Four of Kirkwood’s five Gulfstream Gallop juveniles have won or placed on the track, with the fifth recently returning to training. The most successful of the group is Splashy Kisses, a daughter of Blame who ran second in the Pocahontas Stakes (G2) at Churchill Downs and third in the Sweet Life Stakes (G3) at Santa Anita Park for owners ERJ Racing, Phoenix Thoroughbreds, and Dave Kenney and trainer Doug O’Neill.
Like four of the five Gulfstream Gallop entries last year, Splashy Kisses was bought out of the one-and-done 2017 Fasig-Tipton Turf Showcase Yearling Sale for horses predisposed to grass racing through genetics or conformation. Kirkwood and Gulfstream Gallop paid $30,000 for the bay filly, and she was later bought by Dennis O’Neill, her trainer’s brother, and ERJ Racing for $100,000 at the Gulfstream auction.

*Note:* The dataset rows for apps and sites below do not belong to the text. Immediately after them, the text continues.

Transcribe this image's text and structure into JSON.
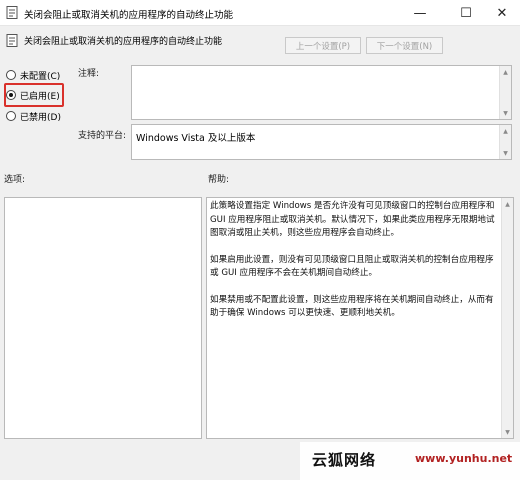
{
  "window": {
    "title": "关闭会阻止或取消关机的应用程序的自动终止功能",
    "controls": {
      "minimize": "—",
      "maximize": "☐",
      "close": "✕"
    }
  },
  "header": {
    "policy_name": "关闭会阻止或取消关机的应用程序的自动终止功能",
    "prev_button": "上一个设置(P)",
    "next_button": "下一个设置(N)"
  },
  "state": {
    "options": [
      {
        "label": "未配置(C)",
        "selected": false
      },
      {
        "label": "已启用(E)",
        "selected": true
      },
      {
        "label": "已禁用(D)",
        "selected": false
      }
    ]
  },
  "comment": {
    "label": "注释:",
    "value": ""
  },
  "platform": {
    "label": "支持的平台:",
    "value": "Windows Vista 及以上版本"
  },
  "options_section": {
    "label": "选项:"
  },
  "help_section": {
    "label": "帮助:",
    "paragraphs": [
      "此策略设置指定 Windows 是否允许没有可见顶级窗口的控制台应用程序和 GUI 应用程序阻止或取消关机。默认情况下，如果此类应用程序无限期地试图取消或阻止关机，则这些应用程序会自动终止。",
      "如果启用此设置，则没有可见顶级窗口且阻止或取消关机的控制台应用程序或 GUI 应用程序不会在关机期间自动终止。",
      "如果禁用或不配置此设置，则这些应用程序将在关机期间自动终止，从而有助于确保 Windows 可以更快速、更顺利地关机。"
    ]
  },
  "watermark": {
    "text": "云狐网络",
    "url": "www.yunhu.net"
  },
  "colors": {
    "highlight": "#d9312b",
    "background": "#f0f0f0"
  }
}
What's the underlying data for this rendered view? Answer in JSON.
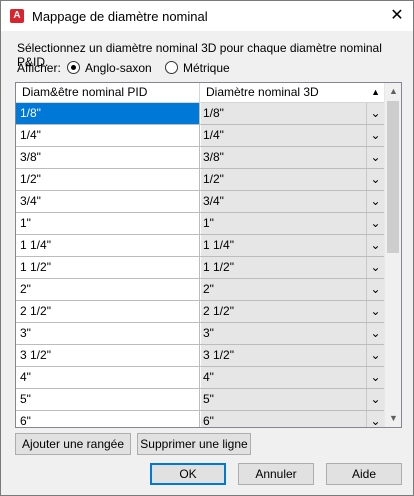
{
  "window": {
    "title": "Mappage de diamètre nominal",
    "icon_letter": "A",
    "close_glyph": "✕"
  },
  "instructions": "Sélectionnez un diamètre nominal 3D pour chaque diamètre nominal P&ID.",
  "display": {
    "label": "Afficher:",
    "options": [
      {
        "label": "Anglo-saxon",
        "selected": true
      },
      {
        "label": "Métrique",
        "selected": false
      }
    ]
  },
  "table": {
    "columns": [
      "Diam&être nominal PID",
      "Diamètre nominal 3D"
    ],
    "sort_glyph": "▲",
    "dropdown_glyph": "⌄",
    "rows": [
      {
        "pid": "1/8\"",
        "d3": "1/8\"",
        "selected": true
      },
      {
        "pid": "1/4\"",
        "d3": "1/4\""
      },
      {
        "pid": "3/8\"",
        "d3": "3/8\""
      },
      {
        "pid": "1/2\"",
        "d3": "1/2\""
      },
      {
        "pid": "3/4\"",
        "d3": "3/4\""
      },
      {
        "pid": "1\"",
        "d3": "1\""
      },
      {
        "pid": "1 1/4\"",
        "d3": "1 1/4\""
      },
      {
        "pid": "1 1/2\"",
        "d3": "1 1/2\""
      },
      {
        "pid": "2\"",
        "d3": "2\""
      },
      {
        "pid": "2 1/2\"",
        "d3": "2 1/2\""
      },
      {
        "pid": "3\"",
        "d3": "3\""
      },
      {
        "pid": "3 1/2\"",
        "d3": "3 1/2\""
      },
      {
        "pid": "4\"",
        "d3": "4\""
      },
      {
        "pid": "5\"",
        "d3": "5\""
      },
      {
        "pid": "6\"",
        "d3": "6\""
      }
    ]
  },
  "buttons": {
    "add_row": "Ajouter une rangée",
    "delete_row": "Supprimer une ligne",
    "ok": "OK",
    "cancel": "Annuler",
    "help": "Aide"
  }
}
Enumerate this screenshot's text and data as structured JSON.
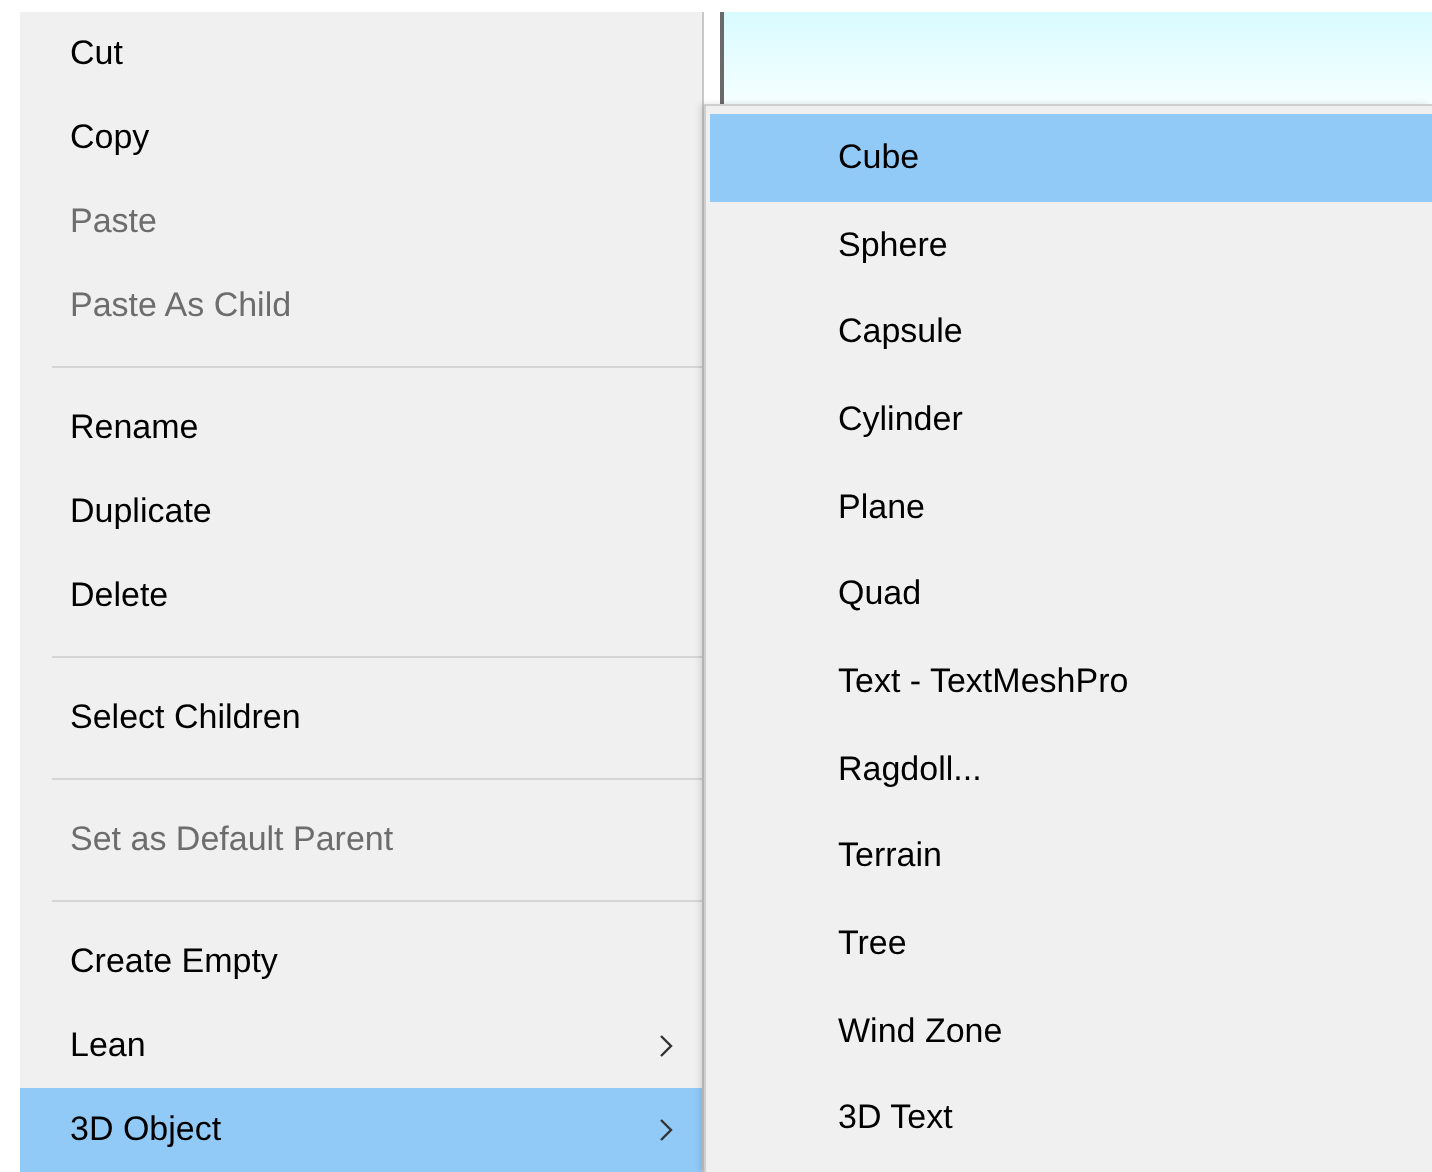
{
  "context_menu": {
    "items": [
      {
        "kind": "item",
        "label": "Cut",
        "disabled": false,
        "selected": false,
        "submenu": false
      },
      {
        "kind": "item",
        "label": "Copy",
        "disabled": false,
        "selected": false,
        "submenu": false
      },
      {
        "kind": "item",
        "label": "Paste",
        "disabled": true,
        "selected": false,
        "submenu": false
      },
      {
        "kind": "item",
        "label": "Paste As Child",
        "disabled": true,
        "selected": false,
        "submenu": false
      },
      {
        "kind": "separator"
      },
      {
        "kind": "item",
        "label": "Rename",
        "disabled": false,
        "selected": false,
        "submenu": false
      },
      {
        "kind": "item",
        "label": "Duplicate",
        "disabled": false,
        "selected": false,
        "submenu": false
      },
      {
        "kind": "item",
        "label": "Delete",
        "disabled": false,
        "selected": false,
        "submenu": false
      },
      {
        "kind": "separator"
      },
      {
        "kind": "item",
        "label": "Select Children",
        "disabled": false,
        "selected": false,
        "submenu": false
      },
      {
        "kind": "separator"
      },
      {
        "kind": "item",
        "label": "Set as Default Parent",
        "disabled": true,
        "selected": false,
        "submenu": false
      },
      {
        "kind": "separator"
      },
      {
        "kind": "item",
        "label": "Create Empty",
        "disabled": false,
        "selected": false,
        "submenu": false
      },
      {
        "kind": "item",
        "label": "Lean",
        "disabled": false,
        "selected": false,
        "submenu": true
      },
      {
        "kind": "item",
        "label": "3D Object",
        "disabled": false,
        "selected": true,
        "submenu": true
      }
    ]
  },
  "submenu": {
    "items": [
      {
        "label": "Cube",
        "selected": true
      },
      {
        "label": "Sphere",
        "selected": false
      },
      {
        "label": "Capsule",
        "selected": false
      },
      {
        "label": "Cylinder",
        "selected": false
      },
      {
        "label": "Plane",
        "selected": false
      },
      {
        "label": "Quad",
        "selected": false
      },
      {
        "label": "Text - TextMeshPro",
        "selected": false
      },
      {
        "label": "Ragdoll...",
        "selected": false
      },
      {
        "label": "Terrain",
        "selected": false
      },
      {
        "label": "Tree",
        "selected": false
      },
      {
        "label": "Wind Zone",
        "selected": false
      },
      {
        "label": "3D Text",
        "selected": false
      }
    ]
  }
}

Included in the group to be offered in this year’s Gulfstream sale by Kirkwood, agent for Midway Gallop, is a Ghostzapper half brother to grade 1 winner Time and Motion that went unsold on a final bid of $170,000 when offered by Darby Dan Farm at last year’s Keeneland September Yearling Sale. Produced from the stakes-winning Kris S. mare Ellie’s Moment, the colt consigned as Hip 26 descends from deep Darby Dan blood. His second dam is the stakes-placed Graustark mare Kelley’s Day, the dam of dual grade 1 winner and sire Brian’s Time.
The other Midway Gallop entrants are a Flatter —Deb’s Charm colt (Hip 18), a Wicked Strong —Encore Belle colt (Hip 30), and a Tonalist —Naples Dream colt (Hip 89).
On behalf of Gulfstream Gallop, Elser has entered an English Channel —Expressive Story colt (Hip 33), a Bayern —Jooma colt (Hip 63), a Munnings —Ubusuku colt (Hip 160), and a Street Sense —Andinafilly (Hip 180).
Kirkwood Stables has one other horse in the sale, a More Than Ready —My Lady Lauren colt (Hip 86).
Considering the success of last year’s Gulfstream Gallop, Elser’s program should no longer be considered an experiment but a legitimate market niche.
“We’re hearing positive things about the other horses from last year, and 11 months later people still think they have a shot to get their money’s worth,” Elser said. “Now we are expanding somewhat. We have no illusions we are going to become a major part of the market, but I think there is a niche.”